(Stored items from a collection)
--

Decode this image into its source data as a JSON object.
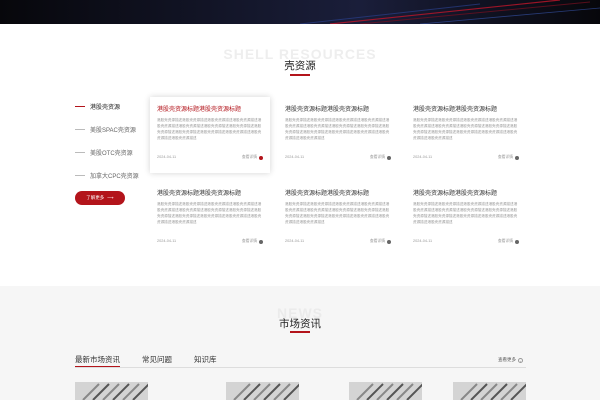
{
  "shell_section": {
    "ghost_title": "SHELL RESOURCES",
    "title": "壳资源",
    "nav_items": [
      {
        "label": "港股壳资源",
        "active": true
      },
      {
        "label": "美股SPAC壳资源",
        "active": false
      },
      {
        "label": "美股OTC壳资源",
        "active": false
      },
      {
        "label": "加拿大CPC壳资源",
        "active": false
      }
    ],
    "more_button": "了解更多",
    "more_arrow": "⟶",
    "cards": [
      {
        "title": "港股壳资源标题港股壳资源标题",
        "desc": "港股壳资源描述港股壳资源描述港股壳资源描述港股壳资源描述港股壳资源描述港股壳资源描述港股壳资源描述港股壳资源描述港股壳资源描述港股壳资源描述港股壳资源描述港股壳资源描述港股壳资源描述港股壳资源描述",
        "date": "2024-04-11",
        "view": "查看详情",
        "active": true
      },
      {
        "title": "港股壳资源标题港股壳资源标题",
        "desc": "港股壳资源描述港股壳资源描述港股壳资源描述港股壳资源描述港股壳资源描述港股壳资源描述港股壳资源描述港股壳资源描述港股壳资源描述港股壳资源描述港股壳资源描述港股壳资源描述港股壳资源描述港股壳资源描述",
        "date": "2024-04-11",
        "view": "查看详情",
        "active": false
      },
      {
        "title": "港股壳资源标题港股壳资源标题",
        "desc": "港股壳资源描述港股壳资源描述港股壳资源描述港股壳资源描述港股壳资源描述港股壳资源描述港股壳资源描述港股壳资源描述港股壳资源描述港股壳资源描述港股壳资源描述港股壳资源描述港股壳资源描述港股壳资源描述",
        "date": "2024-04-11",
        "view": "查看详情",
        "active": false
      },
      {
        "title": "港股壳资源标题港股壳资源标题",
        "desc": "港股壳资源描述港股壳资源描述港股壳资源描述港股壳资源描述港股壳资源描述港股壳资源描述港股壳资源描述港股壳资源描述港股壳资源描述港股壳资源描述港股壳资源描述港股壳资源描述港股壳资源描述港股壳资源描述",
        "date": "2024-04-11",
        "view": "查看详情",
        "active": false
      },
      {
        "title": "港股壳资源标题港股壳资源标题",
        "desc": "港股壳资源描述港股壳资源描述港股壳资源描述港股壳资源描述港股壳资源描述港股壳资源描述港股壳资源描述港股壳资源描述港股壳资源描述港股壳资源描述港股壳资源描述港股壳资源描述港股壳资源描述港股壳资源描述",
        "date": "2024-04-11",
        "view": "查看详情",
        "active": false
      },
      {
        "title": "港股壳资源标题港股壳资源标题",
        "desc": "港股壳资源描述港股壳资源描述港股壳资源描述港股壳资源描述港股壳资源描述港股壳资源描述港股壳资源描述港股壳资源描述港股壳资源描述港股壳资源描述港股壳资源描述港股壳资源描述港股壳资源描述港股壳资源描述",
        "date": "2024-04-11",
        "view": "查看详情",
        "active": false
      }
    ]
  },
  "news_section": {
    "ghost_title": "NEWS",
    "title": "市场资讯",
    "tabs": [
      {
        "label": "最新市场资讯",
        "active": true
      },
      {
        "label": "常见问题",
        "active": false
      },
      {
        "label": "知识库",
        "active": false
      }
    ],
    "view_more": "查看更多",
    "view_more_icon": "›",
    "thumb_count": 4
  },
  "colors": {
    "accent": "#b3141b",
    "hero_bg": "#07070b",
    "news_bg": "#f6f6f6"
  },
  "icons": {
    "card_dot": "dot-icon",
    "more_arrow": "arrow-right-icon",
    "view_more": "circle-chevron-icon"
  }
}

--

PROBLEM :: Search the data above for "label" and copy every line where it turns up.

TASK OUTPUT ::
        "label": "港股壳资源",
        "label": "美股SPAC壳资源",
        "label": "美股OTC壳资源",
        "label": "加拿大CPC壳资源",
        "label": "最新市场资讯",
        "label": "常见问题",
        "label": "知识库",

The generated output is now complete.